**WHAT IS BEING ASKED:** Every record must be reproduced exactly. Leave none out.

**MATERIAL SUPPLIED:**
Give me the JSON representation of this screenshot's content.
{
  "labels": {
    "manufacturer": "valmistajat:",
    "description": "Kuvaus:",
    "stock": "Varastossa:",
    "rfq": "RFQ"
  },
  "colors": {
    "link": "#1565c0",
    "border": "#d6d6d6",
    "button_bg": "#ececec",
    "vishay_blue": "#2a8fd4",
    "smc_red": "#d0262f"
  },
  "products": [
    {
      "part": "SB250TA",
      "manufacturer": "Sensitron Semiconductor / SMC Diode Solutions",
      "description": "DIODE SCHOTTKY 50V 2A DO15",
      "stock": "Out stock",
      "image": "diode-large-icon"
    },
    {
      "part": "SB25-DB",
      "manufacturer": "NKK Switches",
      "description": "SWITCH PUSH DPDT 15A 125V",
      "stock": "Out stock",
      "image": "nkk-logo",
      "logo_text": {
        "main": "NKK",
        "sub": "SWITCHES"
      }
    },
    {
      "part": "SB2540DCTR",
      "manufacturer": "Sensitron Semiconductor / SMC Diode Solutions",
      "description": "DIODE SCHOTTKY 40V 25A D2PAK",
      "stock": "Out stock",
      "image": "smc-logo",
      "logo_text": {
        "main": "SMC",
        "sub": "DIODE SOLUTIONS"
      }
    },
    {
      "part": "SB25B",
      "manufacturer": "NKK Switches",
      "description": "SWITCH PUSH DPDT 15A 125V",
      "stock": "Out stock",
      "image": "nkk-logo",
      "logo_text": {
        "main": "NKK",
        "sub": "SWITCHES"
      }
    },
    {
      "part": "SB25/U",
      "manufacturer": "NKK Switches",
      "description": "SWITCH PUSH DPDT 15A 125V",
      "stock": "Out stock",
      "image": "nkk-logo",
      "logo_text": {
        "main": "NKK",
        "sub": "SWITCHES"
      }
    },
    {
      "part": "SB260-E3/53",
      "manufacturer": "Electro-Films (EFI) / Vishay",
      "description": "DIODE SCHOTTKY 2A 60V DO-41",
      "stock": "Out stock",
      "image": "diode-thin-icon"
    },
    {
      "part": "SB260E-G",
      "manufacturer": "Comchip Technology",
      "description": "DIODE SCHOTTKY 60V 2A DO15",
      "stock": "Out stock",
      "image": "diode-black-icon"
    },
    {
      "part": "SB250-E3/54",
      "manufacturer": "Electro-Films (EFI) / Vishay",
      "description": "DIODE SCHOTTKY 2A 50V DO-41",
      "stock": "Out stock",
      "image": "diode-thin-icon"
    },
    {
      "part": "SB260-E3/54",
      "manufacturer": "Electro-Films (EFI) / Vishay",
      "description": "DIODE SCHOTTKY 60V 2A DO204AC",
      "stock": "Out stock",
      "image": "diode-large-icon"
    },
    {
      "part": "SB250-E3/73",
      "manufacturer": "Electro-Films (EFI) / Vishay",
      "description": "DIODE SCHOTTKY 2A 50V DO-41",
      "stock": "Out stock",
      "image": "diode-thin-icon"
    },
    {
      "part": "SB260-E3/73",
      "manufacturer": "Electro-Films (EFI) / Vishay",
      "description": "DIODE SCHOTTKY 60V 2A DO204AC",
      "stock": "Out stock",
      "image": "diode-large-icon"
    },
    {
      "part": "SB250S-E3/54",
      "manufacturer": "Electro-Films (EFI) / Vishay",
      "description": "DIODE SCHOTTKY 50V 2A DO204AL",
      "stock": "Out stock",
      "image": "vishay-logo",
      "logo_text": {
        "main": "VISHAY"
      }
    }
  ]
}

**RESPONSE AREA:**
Give me the JSON representation of this screenshot's content.
{
  "labels": {
    "manufacturer": "valmistajat:",
    "description": "Kuvaus:",
    "stock": "Varastossa:",
    "rfq": "RFQ"
  },
  "colors": {
    "link": "#1565c0",
    "border": "#d6d6d6",
    "button_bg": "#ececec",
    "vishay_blue": "#2a8fd4",
    "smc_red": "#d0262f"
  },
  "products": [
    {
      "part": "SB250TA",
      "manufacturer": "Sensitron Semiconductor / SMC Diode Solutions",
      "description": "DIODE SCHOTTKY 50V 2A DO15",
      "stock": "Out stock",
      "image": "diode-large-icon"
    },
    {
      "part": "SB25-DB",
      "manufacturer": "NKK Switches",
      "description": "SWITCH PUSH DPDT 15A 125V",
      "stock": "Out stock",
      "image": "nkk-logo",
      "logo_text": {
        "main": "NKK",
        "sub": "SWITCHES"
      }
    },
    {
      "part": "SB2540DCTR",
      "manufacturer": "Sensitron Semiconductor / SMC Diode Solutions",
      "description": "DIODE SCHOTTKY 40V 25A D2PAK",
      "stock": "Out stock",
      "image": "smc-logo",
      "logo_text": {
        "main": "SMC",
        "sub": "DIODE SOLUTIONS"
      }
    },
    {
      "part": "SB25B",
      "manufacturer": "NKK Switches",
      "description": "SWITCH PUSH DPDT 15A 125V",
      "stock": "Out stock",
      "image": "nkk-logo",
      "logo_text": {
        "main": "NKK",
        "sub": "SWITCHES"
      }
    },
    {
      "part": "SB25/U",
      "manufacturer": "NKK Switches",
      "description": "SWITCH PUSH DPDT 15A 125V",
      "stock": "Out stock",
      "image": "nkk-logo",
      "logo_text": {
        "main": "NKK",
        "sub": "SWITCHES"
      }
    },
    {
      "part": "SB260-E3/53",
      "manufacturer": "Electro-Films (EFI) / Vishay",
      "description": "DIODE SCHOTTKY 2A 60V DO-41",
      "stock": "Out stock",
      "image": "diode-thin-icon"
    },
    {
      "part": "SB260E-G",
      "manufacturer": "Comchip Technology",
      "description": "DIODE SCHOTTKY 60V 2A DO15",
      "stock": "Out stock",
      "image": "diode-black-icon"
    },
    {
      "part": "SB250-E3/54",
      "manufacturer": "Electro-Films (EFI) / Vishay",
      "description": "DIODE SCHOTTKY 2A 50V DO-41",
      "stock": "Out stock",
      "image": "diode-thin-icon"
    },
    {
      "part": "SB260-E3/54",
      "manufacturer": "Electro-Films (EFI) / Vishay",
      "description": "DIODE SCHOTTKY 60V 2A DO204AC",
      "stock": "Out stock",
      "image": "diode-large-icon"
    },
    {
      "part": "SB250-E3/73",
      "manufacturer": "Electro-Films (EFI) / Vishay",
      "description": "DIODE SCHOTTKY 2A 50V DO-41",
      "stock": "Out stock",
      "image": "diode-thin-icon"
    },
    {
      "part": "SB260-E3/73",
      "manufacturer": "Electro-Films (EFI) / Vishay",
      "description": "DIODE SCHOTTKY 60V 2A DO204AC",
      "stock": "Out stock",
      "image": "diode-large-icon"
    },
    {
      "part": "SB250S-E3/54",
      "manufacturer": "Electro-Films (EFI) / Vishay",
      "description": "DIODE SCHOTTKY 50V 2A DO204AL",
      "stock": "Out stock",
      "image": "vishay-logo",
      "logo_text": {
        "main": "VISHAY"
      }
    }
  ]
}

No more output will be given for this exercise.